(Items from an interface collection)
==========

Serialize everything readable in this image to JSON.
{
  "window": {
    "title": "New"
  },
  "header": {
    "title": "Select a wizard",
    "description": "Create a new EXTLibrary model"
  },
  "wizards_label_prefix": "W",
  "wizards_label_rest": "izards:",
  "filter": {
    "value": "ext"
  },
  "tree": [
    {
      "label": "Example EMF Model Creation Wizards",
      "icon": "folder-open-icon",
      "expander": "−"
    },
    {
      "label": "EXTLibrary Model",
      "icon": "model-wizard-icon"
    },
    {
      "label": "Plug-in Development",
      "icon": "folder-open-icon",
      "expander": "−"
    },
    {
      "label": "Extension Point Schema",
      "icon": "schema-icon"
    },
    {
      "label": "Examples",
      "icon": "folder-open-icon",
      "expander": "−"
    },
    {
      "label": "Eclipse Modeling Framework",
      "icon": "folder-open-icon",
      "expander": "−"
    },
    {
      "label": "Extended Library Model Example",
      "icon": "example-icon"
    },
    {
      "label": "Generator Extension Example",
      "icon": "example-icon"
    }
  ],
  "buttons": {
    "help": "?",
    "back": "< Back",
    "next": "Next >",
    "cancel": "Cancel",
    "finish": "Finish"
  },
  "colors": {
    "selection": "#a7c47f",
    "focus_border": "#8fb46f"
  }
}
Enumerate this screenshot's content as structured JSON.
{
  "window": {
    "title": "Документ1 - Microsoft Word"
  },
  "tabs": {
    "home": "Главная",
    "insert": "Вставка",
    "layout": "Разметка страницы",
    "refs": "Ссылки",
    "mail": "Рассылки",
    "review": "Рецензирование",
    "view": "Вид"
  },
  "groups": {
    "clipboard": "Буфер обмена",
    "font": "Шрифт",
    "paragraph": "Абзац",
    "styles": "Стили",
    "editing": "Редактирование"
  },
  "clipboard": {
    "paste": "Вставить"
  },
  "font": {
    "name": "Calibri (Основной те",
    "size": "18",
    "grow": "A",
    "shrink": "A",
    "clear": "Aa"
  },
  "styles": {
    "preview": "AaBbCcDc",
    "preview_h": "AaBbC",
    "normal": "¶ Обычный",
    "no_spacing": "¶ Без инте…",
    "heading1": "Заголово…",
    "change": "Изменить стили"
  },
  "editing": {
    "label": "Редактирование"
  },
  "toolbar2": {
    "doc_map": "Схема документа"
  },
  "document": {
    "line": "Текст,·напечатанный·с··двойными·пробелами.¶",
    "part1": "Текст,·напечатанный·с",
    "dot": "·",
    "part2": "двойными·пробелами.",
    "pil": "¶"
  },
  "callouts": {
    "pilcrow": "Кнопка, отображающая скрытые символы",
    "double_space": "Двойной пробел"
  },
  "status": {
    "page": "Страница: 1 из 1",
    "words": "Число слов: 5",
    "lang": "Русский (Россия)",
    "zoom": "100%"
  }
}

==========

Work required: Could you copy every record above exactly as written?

Result of this task:
Serialize everything readable in this image to JSON.
{
  "window": {
    "title": "New"
  },
  "header": {
    "title": "Select a wizard",
    "description": "Create a new EXTLibrary model"
  },
  "wizards_label_prefix": "W",
  "wizards_label_rest": "izards:",
  "filter": {
    "value": "ext"
  },
  "tree": [
    {
      "label": "Example EMF Model Creation Wizards",
      "icon": "folder-open-icon",
      "expander": "−"
    },
    {
      "label": "EXTLibrary Model",
      "icon": "model-wizard-icon"
    },
    {
      "label": "Plug-in Development",
      "icon": "folder-open-icon",
      "expander": "−"
    },
    {
      "label": "Extension Point Schema",
      "icon": "schema-icon"
    },
    {
      "label": "Examples",
      "icon": "folder-open-icon",
      "expander": "−"
    },
    {
      "label": "Eclipse Modeling Framework",
      "icon": "folder-open-icon",
      "expander": "−"
    },
    {
      "label": "Extended Library Model Example",
      "icon": "example-icon"
    },
    {
      "label": "Generator Extension Example",
      "icon": "example-icon"
    }
  ],
  "buttons": {
    "help": "?",
    "back": "< Back",
    "next": "Next >",
    "cancel": "Cancel",
    "finish": "Finish"
  },
  "colors": {
    "selection": "#a7c47f",
    "focus_border": "#8fb46f"
  }
}
Enumerate this screenshot's content as structured JSON.
{
  "window": {
    "title": "Документ1 - Microsoft Word"
  },
  "tabs": {
    "home": "Главная",
    "insert": "Вставка",
    "layout": "Разметка страницы",
    "refs": "Ссылки",
    "mail": "Рассылки",
    "review": "Рецензирование",
    "view": "Вид"
  },
  "groups": {
    "clipboard": "Буфер обмена",
    "font": "Шрифт",
    "paragraph": "Абзац",
    "styles": "Стили",
    "editing": "Редактирование"
  },
  "clipboard": {
    "paste": "Вставить"
  },
  "font": {
    "name": "Calibri (Основной те",
    "size": "18",
    "grow": "A",
    "shrink": "A",
    "clear": "Aa"
  },
  "styles": {
    "preview": "AaBbCcDc",
    "preview_h": "AaBbC",
    "normal": "¶ Обычный",
    "no_spacing": "¶ Без инте…",
    "heading1": "Заголово…",
    "change": "Изменить стили"
  },
  "editing": {
    "label": "Редактирование"
  },
  "toolbar2": {
    "doc_map": "Схема документа"
  },
  "document": {
    "line": "Текст,·напечатанный·с··двойными·пробелами.¶",
    "part1": "Текст,·напечатанный·с",
    "dot": "·",
    "part2": "двойными·пробелами.",
    "pil": "¶"
  },
  "callouts": {
    "pilcrow": "Кнопка, отображающая скрытые символы",
    "double_space": "Двойной пробел"
  },
  "status": {
    "page": "Страница: 1 из 1",
    "words": "Число слов: 5",
    "lang": "Русский (Россия)",
    "zoom": "100%"
  }
}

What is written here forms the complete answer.